Rural-Urban Differences & the Social Drift Hypothesis
Another important finding of most epidemiologic studies is that the prevalence of some mental disorders, particularly schizophrenia, has been found to be higher in urban and industrialized areas than in rural areas. A number of explanations for this finding have been suggested: social migration (the downward drift of persons and families experiencing schizophrenia to lower socioeconomic levels), inbreeding among the mentally ill, and the greater availability in urban areas of services for the chronically mentally ill. These differences may also reflect the comparative integration and stability of rural areas. Leighton and colleagues, in their study of rural Nova Scotia, found that depression (and other psychiatric disorders) were more common for all ages in “disintegrated” communities.
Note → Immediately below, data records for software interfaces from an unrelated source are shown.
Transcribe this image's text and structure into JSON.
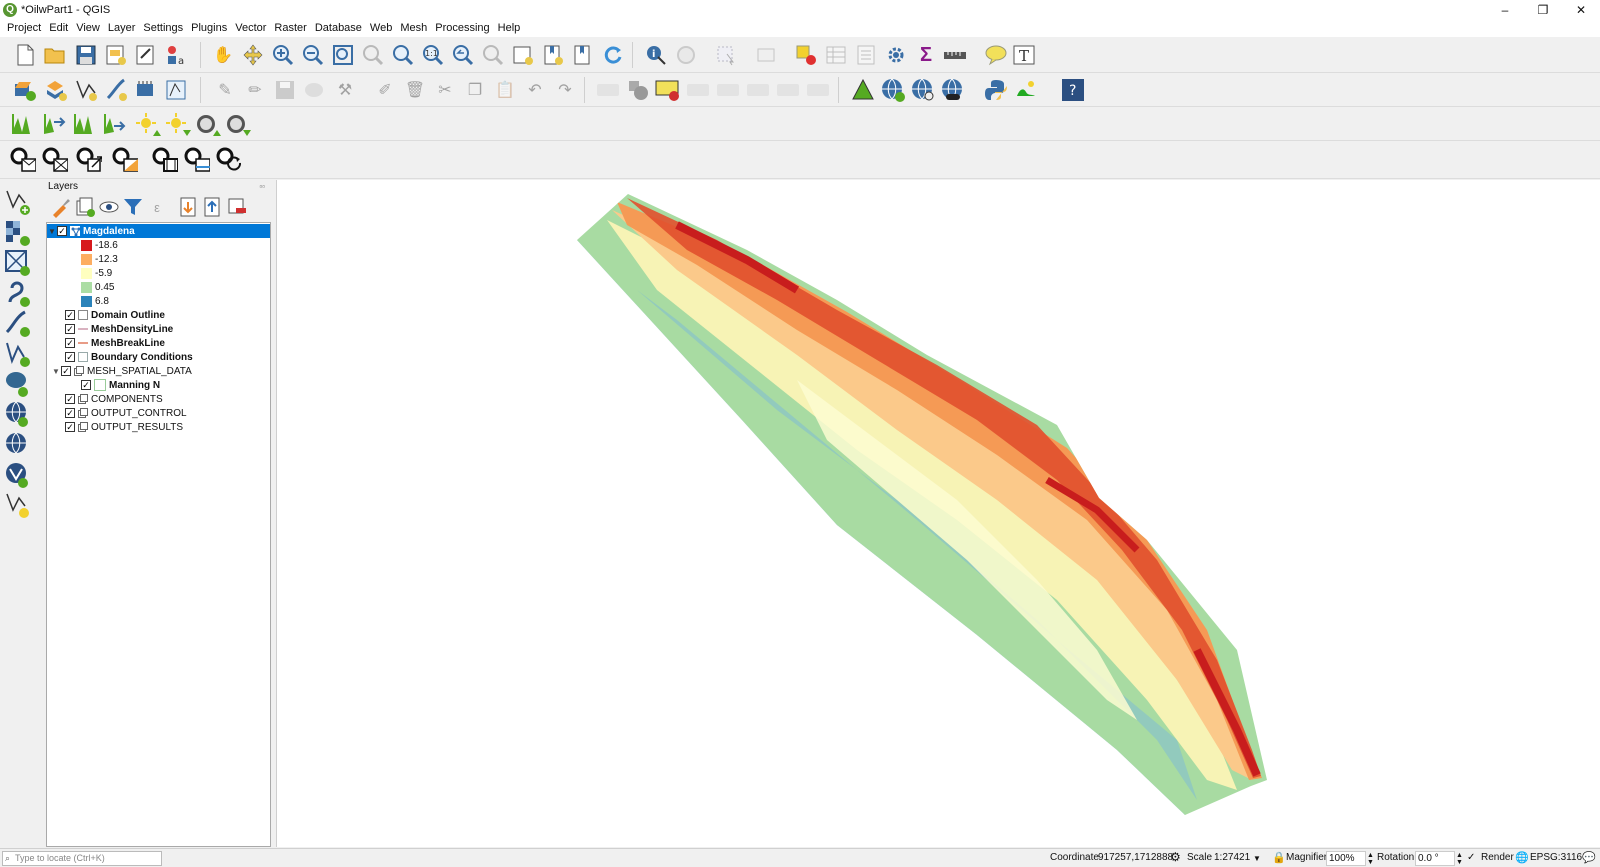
{
  "window": {
    "title": "*OilwPart1 - QGIS",
    "minimize": "–",
    "restore": "❐",
    "close": "✕"
  },
  "menu": [
    "Project",
    "Edit",
    "View",
    "Layer",
    "Settings",
    "Plugins",
    "Vector",
    "Raster",
    "Database",
    "Web",
    "Mesh",
    "Processing",
    "Help"
  ],
  "layers_panel": {
    "title": "Layers",
    "items": [
      {
        "label": "Magdalena",
        "checked": true,
        "selected": true
      },
      {
        "label": "-18.6",
        "color": "#d7191c"
      },
      {
        "label": "-12.3",
        "color": "#fdae61"
      },
      {
        "label": "-5.9",
        "color": "#ffffbf"
      },
      {
        "label": "0.45",
        "color": "#abdda4"
      },
      {
        "label": "6.8",
        "color": "#2b83ba"
      },
      {
        "label": "Domain Outline",
        "checked": true
      },
      {
        "label": "MeshDensityLine",
        "checked": true
      },
      {
        "label": "MeshBreakLine",
        "checked": true
      },
      {
        "label": "Boundary Conditions",
        "checked": true
      },
      {
        "label": "MESH_SPATIAL_DATA",
        "checked": true
      },
      {
        "label": "Manning N",
        "checked": true
      },
      {
        "label": "COMPONENTS",
        "checked": true
      },
      {
        "label": "OUTPUT_CONTROL",
        "checked": true
      },
      {
        "label": "OUTPUT_RESULTS",
        "checked": true
      }
    ]
  },
  "status": {
    "locator_placeholder": "Type to locate (Ctrl+K)",
    "coordinate_label": "Coordinate",
    "coordinate_value": "917257,1712888",
    "scale_label": "Scale",
    "scale_value": "1:27421",
    "magnifier_label": "Magnifier",
    "magnifier_value": "100%",
    "rotation_label": "Rotation",
    "rotation_value": "0.0 °",
    "render_label": "Render",
    "crs": "EPSG:3116"
  },
  "colors": {
    "selection": "#0078d7",
    "ramp": [
      "#d7191c",
      "#fdae61",
      "#ffffbf",
      "#abdda4",
      "#2b83ba"
    ]
  },
  "icons": {
    "toolbar1": [
      "new-project-icon",
      "open-project-icon",
      "save-project-icon",
      "new-print-layout-icon",
      "layout-manager-icon",
      "style-manager-icon",
      "pan-icon",
      "pan-to-selection-icon",
      "zoom-in-icon",
      "zoom-out-icon",
      "zoom-full-icon",
      "zoom-to-selection-icon",
      "zoom-to-layer-icon",
      "zoom-native-icon",
      "zoom-last-icon",
      "zoom-next-icon",
      "new-map-view-icon",
      "new-bookmark-icon",
      "show-bookmarks-icon",
      "refresh-icon",
      "identify-icon",
      "action-icon",
      "select-features-icon",
      "open-attribute-table-icon",
      "deselect-icon",
      "field-calculator-icon",
      "statistics-icon",
      "processing-toolbox-icon",
      "sum-icon",
      "measure-icon",
      "map-tips-icon",
      "text-annotation-icon"
    ],
    "toolbar2": [
      "add-vector-layer-icon",
      "add-raster-layer-icon",
      "add-delimited-text-icon",
      "add-spatialite-icon",
      "add-gpx-icon",
      "new-shapefile-icon",
      "toggle-editing-icon",
      "digitize-icon",
      "save-edits-icon",
      "add-feature-icon",
      "vertex-tool-icon",
      "modify-attributes-icon",
      "delete-icon",
      "cut-icon",
      "copy-icon",
      "paste-icon",
      "undo-icon",
      "redo-icon",
      "label-tool-icon",
      "diagram-icon",
      "label-highlight-icon",
      "pin-label-icon",
      "show-label-icon",
      "move-label-icon",
      "rotate-label-icon",
      "change-label-icon",
      "triangle-icon",
      "globe-plus-icon",
      "globe-search-icon",
      "globe-binoculars-icon",
      "python-icon",
      "mesh-shape-icon",
      "help-icon"
    ],
    "toolbar3": [
      "profile-icon",
      "profile-arrows-icon",
      "profile-2-icon",
      "profile-3-icon",
      "sun-up-icon",
      "sun-down-icon",
      "circle-up-icon",
      "circle-down-icon"
    ],
    "toolbar4": [
      "mesh-new-icon",
      "mesh-delete-icon",
      "mesh-export-icon",
      "mesh-edit-icon",
      "mesh-frame-icon",
      "mesh-check-icon",
      "mesh-refresh-icon"
    ],
    "left": [
      "add-vector-icon",
      "add-raster-icon",
      "add-mesh-icon",
      "add-delimited-icon",
      "add-spatialite-icon",
      "add-virtual-icon",
      "add-postgis-icon",
      "add-wms-icon",
      "add-wfs-icon",
      "add-wcs-icon",
      "add-temp-icon"
    ]
  }
}
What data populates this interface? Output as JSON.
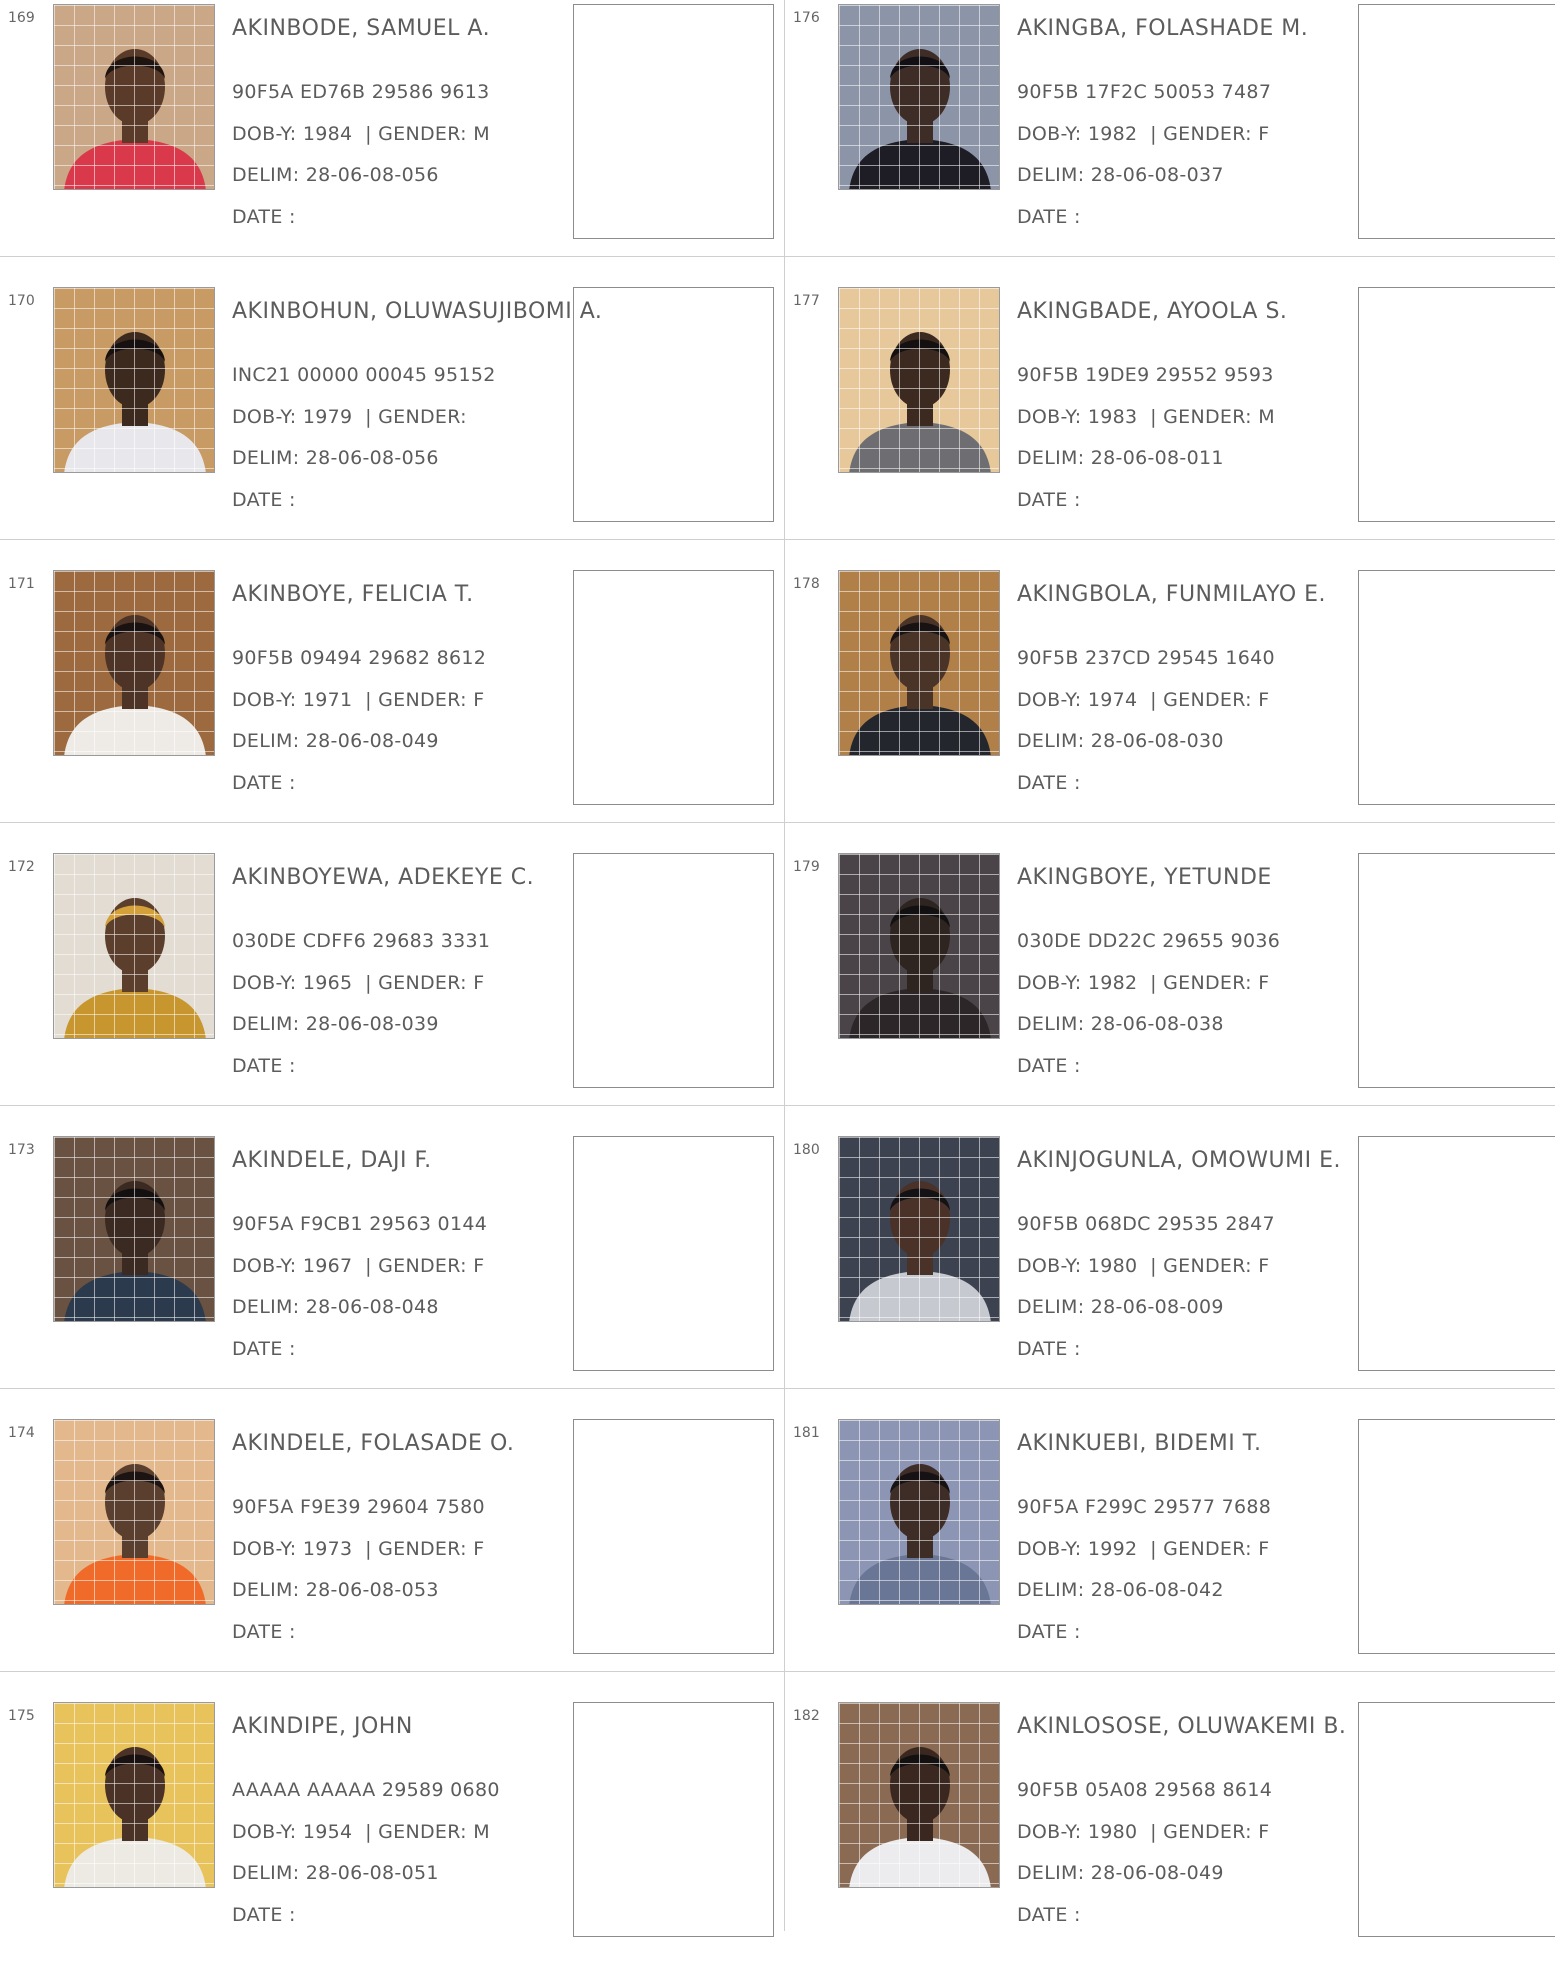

Given the recent emphasis on the genetic basis of many psychiatric disorders, more research must be done on the degree of possible inheritance of these disorders in populations, and on the social drift hypothesis, before firm conclusions can be reached.